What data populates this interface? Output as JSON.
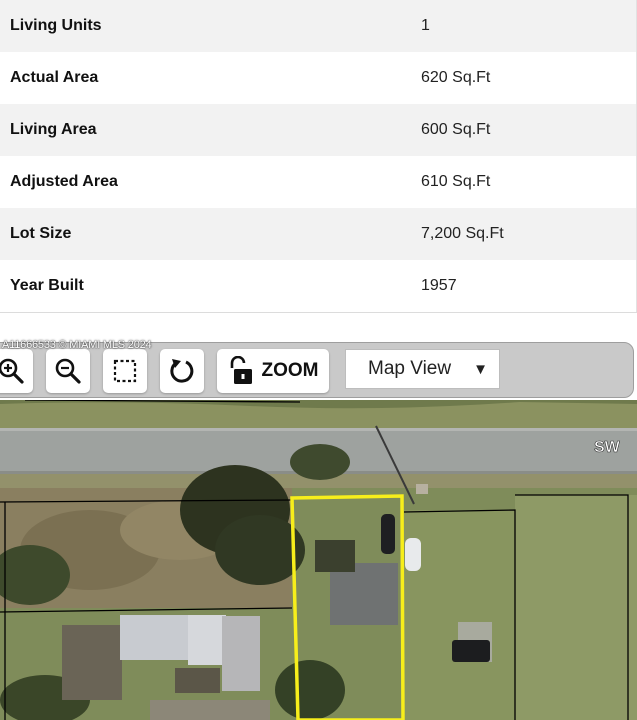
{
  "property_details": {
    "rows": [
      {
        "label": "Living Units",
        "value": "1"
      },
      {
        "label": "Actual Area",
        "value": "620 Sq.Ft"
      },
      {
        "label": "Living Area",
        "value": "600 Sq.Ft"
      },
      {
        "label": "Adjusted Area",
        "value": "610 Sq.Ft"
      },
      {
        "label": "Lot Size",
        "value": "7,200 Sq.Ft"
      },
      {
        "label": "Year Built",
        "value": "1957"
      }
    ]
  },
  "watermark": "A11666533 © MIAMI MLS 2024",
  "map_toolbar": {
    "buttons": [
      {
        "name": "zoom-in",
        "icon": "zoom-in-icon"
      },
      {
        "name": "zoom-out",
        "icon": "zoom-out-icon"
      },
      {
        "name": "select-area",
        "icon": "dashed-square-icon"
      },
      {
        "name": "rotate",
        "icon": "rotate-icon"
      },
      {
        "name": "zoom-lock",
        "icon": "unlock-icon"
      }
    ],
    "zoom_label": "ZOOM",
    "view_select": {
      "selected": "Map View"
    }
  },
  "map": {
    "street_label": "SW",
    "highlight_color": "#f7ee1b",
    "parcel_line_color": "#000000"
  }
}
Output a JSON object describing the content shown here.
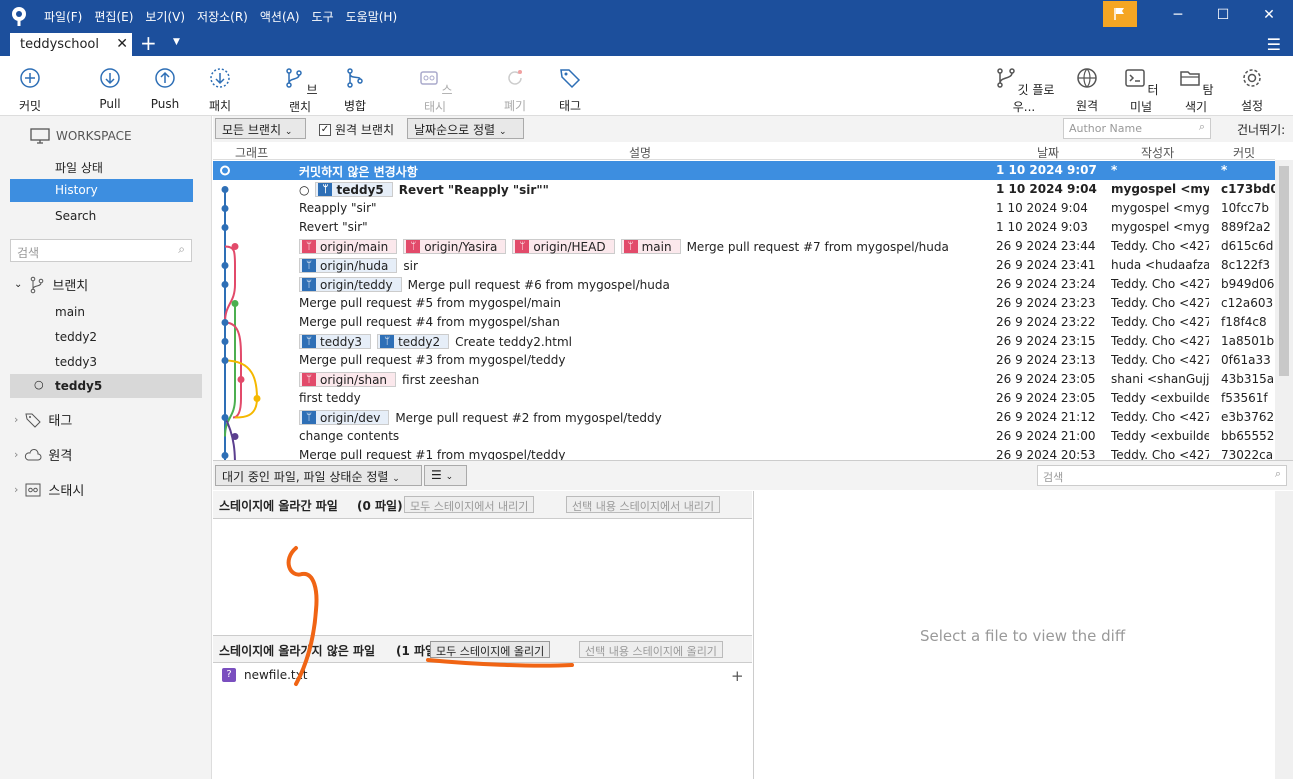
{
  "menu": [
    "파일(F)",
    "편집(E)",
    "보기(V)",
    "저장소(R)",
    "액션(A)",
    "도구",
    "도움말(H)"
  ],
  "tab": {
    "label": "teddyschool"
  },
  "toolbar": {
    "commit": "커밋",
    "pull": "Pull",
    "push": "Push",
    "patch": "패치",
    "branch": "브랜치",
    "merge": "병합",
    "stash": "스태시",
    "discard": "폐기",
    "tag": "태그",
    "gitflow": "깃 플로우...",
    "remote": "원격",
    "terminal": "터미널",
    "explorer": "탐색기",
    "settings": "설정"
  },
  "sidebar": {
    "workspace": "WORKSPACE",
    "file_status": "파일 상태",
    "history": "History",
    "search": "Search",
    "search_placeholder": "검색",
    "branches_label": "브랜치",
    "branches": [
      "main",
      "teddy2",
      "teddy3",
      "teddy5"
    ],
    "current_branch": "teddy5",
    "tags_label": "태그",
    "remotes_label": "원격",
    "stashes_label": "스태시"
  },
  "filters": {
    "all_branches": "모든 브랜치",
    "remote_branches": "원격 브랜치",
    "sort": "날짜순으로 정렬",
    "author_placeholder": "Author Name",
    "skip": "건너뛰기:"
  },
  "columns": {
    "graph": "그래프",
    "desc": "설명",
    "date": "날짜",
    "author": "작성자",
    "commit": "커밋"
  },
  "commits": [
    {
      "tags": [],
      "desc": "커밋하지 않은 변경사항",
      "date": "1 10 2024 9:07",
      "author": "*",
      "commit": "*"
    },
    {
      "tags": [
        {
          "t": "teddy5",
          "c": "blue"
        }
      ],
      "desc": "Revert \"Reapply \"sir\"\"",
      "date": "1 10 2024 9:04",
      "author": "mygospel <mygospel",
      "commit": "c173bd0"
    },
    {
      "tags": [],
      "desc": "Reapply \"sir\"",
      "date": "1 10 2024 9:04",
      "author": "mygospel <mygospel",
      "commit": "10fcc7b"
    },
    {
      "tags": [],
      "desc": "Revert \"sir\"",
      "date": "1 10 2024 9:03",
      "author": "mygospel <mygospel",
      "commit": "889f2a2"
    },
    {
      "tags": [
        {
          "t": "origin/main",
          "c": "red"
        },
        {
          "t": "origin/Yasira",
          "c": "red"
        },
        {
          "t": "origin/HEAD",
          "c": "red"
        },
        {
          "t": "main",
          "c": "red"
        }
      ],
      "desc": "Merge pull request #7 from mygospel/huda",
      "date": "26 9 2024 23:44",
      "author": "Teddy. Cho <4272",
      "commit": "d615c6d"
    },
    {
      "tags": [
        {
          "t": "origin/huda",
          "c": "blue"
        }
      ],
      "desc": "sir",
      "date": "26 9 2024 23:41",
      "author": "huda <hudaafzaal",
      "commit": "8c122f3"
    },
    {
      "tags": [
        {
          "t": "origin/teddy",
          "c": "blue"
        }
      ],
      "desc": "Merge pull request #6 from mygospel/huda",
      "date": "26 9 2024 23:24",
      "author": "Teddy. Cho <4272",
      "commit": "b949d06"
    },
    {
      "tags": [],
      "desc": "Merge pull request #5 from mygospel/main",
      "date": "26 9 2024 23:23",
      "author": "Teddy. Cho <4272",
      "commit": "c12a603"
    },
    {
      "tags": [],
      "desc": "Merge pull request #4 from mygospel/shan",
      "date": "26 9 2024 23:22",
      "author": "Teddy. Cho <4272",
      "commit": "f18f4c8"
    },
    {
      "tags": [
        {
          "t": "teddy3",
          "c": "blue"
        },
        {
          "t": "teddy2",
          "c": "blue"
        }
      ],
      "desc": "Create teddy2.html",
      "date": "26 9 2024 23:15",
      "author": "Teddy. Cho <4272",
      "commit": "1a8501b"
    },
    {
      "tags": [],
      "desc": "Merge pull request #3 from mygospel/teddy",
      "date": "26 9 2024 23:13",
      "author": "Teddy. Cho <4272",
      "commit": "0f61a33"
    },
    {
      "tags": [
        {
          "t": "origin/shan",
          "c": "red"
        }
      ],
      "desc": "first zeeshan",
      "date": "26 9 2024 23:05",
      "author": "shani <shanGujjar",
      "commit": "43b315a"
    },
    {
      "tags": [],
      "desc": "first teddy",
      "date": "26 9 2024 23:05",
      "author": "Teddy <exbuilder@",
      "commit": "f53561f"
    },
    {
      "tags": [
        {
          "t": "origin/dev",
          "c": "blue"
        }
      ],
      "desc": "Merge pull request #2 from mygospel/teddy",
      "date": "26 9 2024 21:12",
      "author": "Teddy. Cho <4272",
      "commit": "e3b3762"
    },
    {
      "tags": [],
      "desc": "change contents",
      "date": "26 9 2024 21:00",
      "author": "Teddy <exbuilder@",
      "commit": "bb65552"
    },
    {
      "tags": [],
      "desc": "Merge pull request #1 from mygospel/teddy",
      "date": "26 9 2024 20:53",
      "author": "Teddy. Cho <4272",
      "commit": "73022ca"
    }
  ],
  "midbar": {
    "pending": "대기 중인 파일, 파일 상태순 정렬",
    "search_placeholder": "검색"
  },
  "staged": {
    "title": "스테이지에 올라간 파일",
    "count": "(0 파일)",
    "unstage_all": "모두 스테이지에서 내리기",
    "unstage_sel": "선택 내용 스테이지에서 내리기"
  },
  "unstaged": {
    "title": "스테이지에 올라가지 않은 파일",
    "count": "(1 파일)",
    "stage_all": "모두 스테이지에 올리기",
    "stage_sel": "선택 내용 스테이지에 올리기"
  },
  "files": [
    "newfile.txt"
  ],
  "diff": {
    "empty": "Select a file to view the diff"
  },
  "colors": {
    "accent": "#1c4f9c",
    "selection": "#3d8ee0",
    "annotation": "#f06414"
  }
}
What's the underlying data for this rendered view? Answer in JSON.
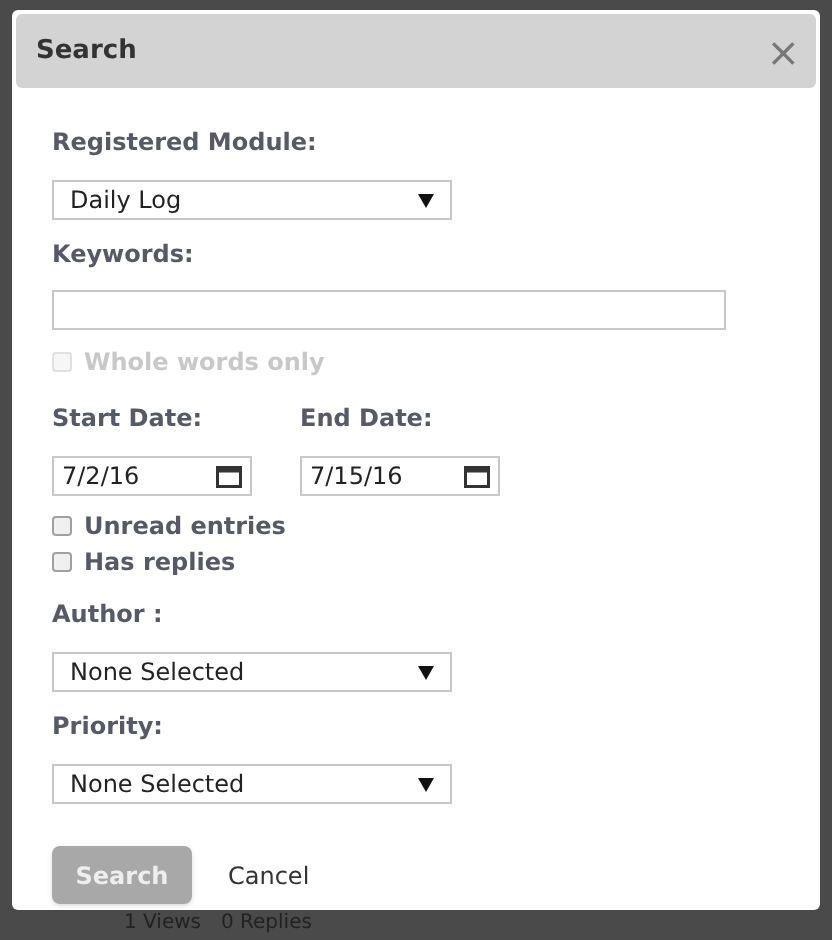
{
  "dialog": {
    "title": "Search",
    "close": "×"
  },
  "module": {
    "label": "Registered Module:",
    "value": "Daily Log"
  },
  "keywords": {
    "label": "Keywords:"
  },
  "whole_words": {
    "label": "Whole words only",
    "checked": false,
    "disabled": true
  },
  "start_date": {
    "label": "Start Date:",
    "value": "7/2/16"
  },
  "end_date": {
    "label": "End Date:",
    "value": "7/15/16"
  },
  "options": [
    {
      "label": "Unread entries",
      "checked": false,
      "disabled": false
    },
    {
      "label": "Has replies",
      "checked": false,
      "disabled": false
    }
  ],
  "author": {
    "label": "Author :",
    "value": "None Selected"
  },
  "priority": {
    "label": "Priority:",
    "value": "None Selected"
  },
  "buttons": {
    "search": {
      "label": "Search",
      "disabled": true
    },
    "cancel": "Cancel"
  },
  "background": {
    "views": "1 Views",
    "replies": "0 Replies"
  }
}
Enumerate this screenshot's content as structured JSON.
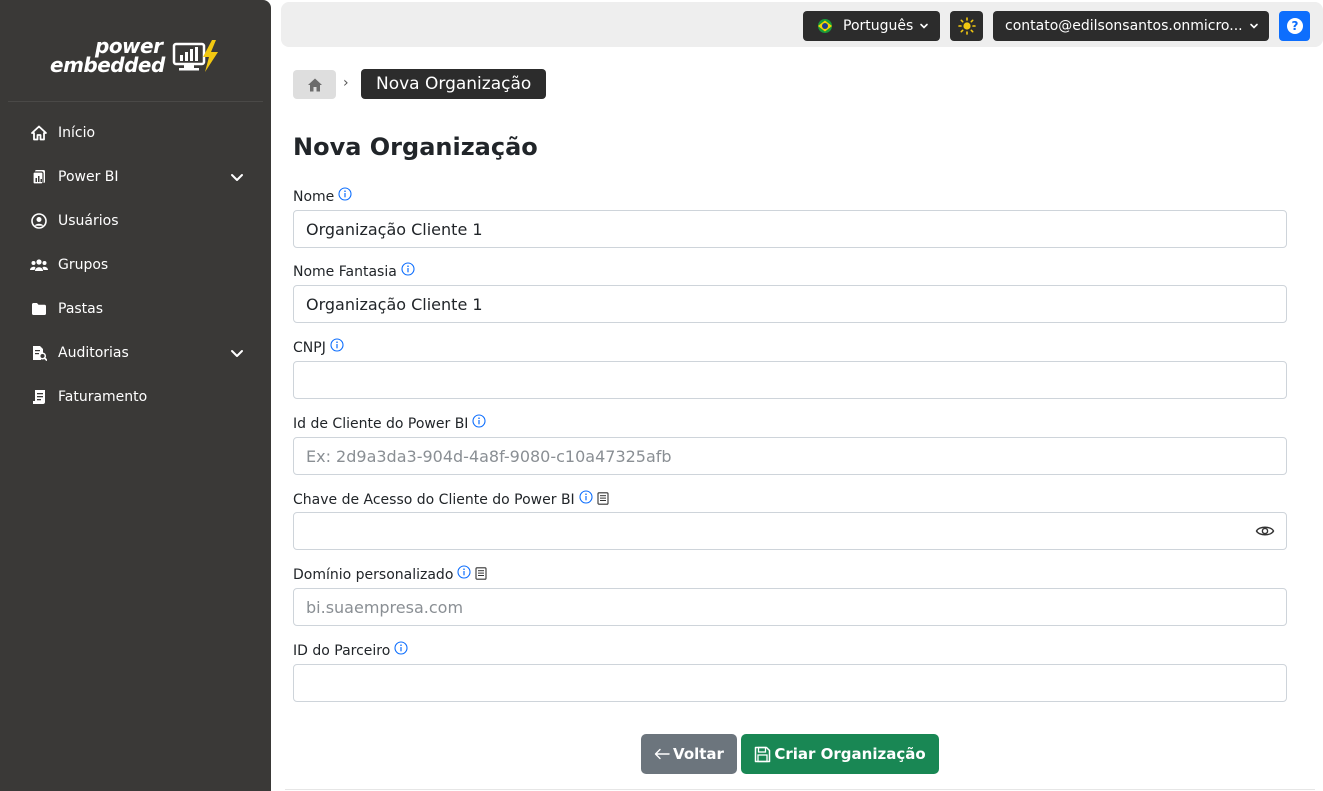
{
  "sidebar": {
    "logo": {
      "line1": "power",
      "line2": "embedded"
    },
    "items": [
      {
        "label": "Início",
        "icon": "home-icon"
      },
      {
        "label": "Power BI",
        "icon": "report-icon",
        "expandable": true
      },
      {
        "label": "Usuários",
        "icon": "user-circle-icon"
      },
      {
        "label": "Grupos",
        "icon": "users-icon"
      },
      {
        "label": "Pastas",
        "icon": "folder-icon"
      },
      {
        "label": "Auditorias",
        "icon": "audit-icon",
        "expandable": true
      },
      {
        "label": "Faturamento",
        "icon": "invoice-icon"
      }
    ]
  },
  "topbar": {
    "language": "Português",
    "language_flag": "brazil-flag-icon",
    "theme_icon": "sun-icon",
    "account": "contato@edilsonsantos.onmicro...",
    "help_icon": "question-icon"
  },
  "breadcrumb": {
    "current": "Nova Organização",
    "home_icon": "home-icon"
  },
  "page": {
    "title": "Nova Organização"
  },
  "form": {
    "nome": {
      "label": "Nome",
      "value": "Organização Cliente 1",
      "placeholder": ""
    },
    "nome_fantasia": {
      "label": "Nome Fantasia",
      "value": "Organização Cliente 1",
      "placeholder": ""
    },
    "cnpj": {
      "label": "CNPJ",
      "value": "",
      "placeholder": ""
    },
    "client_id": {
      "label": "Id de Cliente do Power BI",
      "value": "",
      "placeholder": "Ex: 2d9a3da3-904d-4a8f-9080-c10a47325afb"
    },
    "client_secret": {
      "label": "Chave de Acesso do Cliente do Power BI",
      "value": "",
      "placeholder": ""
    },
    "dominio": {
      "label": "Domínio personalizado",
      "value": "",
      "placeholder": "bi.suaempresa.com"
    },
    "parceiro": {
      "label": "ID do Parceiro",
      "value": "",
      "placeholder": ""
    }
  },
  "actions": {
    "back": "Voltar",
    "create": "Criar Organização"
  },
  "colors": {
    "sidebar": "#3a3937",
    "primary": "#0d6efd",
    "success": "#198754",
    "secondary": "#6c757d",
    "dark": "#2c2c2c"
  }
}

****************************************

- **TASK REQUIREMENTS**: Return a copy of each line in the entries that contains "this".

- **YOUR RESPONSE**:
What data populates this interface? Output as JSON.
What's the underlying data for this rendered view? Answer in JSON.
Enumerate this screenshot's content as structured JSON.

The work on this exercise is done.